But, even with my rigorous skepticism in all things man-made (from genetically modified food to the US Congress), when I step into the sacramental chapel of a Catholic church (the religion I was raised in), I genuflect, cross myself, donate a quarter from my wallet, light a candle, and pray for the safety of my loved ones.
Is that strictly rational? Nope. But does it help me emotionally and psychologically? Yup.
A few months before my son was born, I wrote a lengthy blog post, defending the right for people to believe in a god. It was a response from a rather angry, anti-Christian atheist from the UK, and my aim was NOT to condemn and then convert him — that would be the worst of Pharisaic sins, in my opinion — but to explain that I wasn’t a brainwashed ignoramus for this irrational belief in a god.
And — even worse to my opposing interlocutor — an irrational belief in the Catholic Church’s understanding of God (albeit what I call “Brown Catholicism”).
I’m not going to re-hash all of that here (feel free to read the previous posts, although — warning — they are long). However, as I look at the past six years of my life, especially the last two years, I find myself finding solace in my faith that I’m not absolutely alone in bearing all of this.
Obsessive-compulsive behavior. Divorce. Single parenthood. ADHD. Depression. Anxiety. Cancer.
I know that belief in God (or any transcendent being) can be a crutch, can be an enabler of infantile behavior, can be an excuse to behave badly.
Just as Flannery O’Connor has painted her Pharisaic characters, I can point to myself and mumble, “Yeah — that was me.”
But these past few years, I found my belief in God as a calm and steady presence in the crazy whirlwind of my life. Asking God to take away this crazy whirlwind feels a lot like Jesus asking God the Father to take away his inevitable death in the garden. We can ask, but we already know the answer won’t be exactly what we asked.
I know now not to ask God to take away my pain and suffering. Instead, I ask God to give me and those in my life strength and peace of mind as we bear our pain and suffering.
Maybe it’s the placebo effect, but I often feel that strength and peace of mind these days, these days when my immediate response is usually a flash of anger and sadness and an incredulous “Seriously? SERIOUSLY?”
But then the flash is gone. I breathe. And I accept the new normal with a grace that I know — I just know — I couldn’t have done all by myself.
This is what my belief in God has given me — is giving me. This is why I’m teaching my son about God in the same faith that I was taught in. That when those who love him — those he can see and hear and feel — are away or gone, he still has a presence within him that will never go away, that will give faith that he isn’t all alone, even when empirically he is.
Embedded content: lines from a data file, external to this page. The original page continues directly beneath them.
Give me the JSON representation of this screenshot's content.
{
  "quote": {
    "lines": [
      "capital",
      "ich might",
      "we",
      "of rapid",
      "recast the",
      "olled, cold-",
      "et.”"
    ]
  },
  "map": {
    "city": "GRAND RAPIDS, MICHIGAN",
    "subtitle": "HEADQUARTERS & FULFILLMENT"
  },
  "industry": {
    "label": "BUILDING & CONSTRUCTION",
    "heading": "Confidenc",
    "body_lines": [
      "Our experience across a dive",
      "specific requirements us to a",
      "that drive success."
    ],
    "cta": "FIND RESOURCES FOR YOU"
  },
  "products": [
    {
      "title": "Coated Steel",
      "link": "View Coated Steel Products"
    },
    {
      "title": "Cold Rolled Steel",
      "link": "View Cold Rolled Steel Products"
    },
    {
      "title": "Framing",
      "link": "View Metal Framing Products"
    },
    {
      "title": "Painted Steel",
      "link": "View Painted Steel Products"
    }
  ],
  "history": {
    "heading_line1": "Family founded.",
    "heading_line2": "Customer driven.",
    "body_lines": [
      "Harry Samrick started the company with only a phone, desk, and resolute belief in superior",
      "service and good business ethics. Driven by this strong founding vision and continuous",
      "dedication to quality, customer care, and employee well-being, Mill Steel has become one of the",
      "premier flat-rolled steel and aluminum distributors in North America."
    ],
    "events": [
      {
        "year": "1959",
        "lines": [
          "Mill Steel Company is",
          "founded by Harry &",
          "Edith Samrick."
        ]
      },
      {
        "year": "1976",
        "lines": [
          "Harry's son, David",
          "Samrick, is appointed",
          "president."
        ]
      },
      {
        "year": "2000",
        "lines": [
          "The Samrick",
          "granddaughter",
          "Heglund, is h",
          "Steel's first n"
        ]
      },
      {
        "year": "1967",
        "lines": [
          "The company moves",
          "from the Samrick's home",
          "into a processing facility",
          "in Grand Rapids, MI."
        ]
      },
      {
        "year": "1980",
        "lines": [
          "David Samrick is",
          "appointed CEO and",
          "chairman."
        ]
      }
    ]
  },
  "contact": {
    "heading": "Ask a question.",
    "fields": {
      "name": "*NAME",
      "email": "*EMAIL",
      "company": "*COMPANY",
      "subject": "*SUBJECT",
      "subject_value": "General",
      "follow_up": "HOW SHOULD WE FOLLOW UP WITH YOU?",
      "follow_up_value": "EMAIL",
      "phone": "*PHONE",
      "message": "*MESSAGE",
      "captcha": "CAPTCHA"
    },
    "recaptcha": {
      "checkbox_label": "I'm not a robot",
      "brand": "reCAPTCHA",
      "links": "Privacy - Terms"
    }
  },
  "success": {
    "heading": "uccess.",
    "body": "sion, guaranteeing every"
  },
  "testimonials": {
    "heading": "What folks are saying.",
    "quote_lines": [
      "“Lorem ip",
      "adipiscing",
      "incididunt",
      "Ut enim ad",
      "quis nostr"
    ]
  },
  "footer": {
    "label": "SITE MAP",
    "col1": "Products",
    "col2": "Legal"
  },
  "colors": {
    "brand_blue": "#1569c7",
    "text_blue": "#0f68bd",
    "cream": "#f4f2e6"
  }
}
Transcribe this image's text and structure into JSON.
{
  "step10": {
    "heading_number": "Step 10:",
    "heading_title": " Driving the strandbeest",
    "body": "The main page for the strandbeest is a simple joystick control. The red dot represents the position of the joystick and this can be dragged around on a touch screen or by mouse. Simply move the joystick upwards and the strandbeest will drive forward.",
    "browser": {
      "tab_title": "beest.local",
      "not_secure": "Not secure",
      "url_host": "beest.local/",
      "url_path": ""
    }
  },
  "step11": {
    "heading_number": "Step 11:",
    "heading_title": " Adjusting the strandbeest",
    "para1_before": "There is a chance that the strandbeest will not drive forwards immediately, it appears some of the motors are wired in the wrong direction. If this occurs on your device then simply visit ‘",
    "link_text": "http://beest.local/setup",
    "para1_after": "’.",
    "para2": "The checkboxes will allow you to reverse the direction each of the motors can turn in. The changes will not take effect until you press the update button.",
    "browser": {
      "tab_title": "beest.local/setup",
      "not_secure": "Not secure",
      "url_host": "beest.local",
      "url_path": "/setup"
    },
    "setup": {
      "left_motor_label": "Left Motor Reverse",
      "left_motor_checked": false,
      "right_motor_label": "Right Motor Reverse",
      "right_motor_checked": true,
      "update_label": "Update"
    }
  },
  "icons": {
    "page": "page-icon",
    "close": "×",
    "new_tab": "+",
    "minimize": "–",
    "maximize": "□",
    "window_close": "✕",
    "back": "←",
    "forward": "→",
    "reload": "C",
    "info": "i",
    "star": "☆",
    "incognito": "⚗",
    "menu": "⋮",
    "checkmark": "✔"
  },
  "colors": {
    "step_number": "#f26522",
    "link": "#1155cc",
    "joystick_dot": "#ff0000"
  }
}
Yes — when he gets older and becomes more independent, he can choose to stay within my chosen faith in God, choose to believe in another faith in God, or even become an unbeliever in any faith in a deity.
But as long as he has faith in his ability to be strong, to be at peace, in this crazy whirlwind that is and will be his life — I have done my job as his mother.
And, I believe, so has God.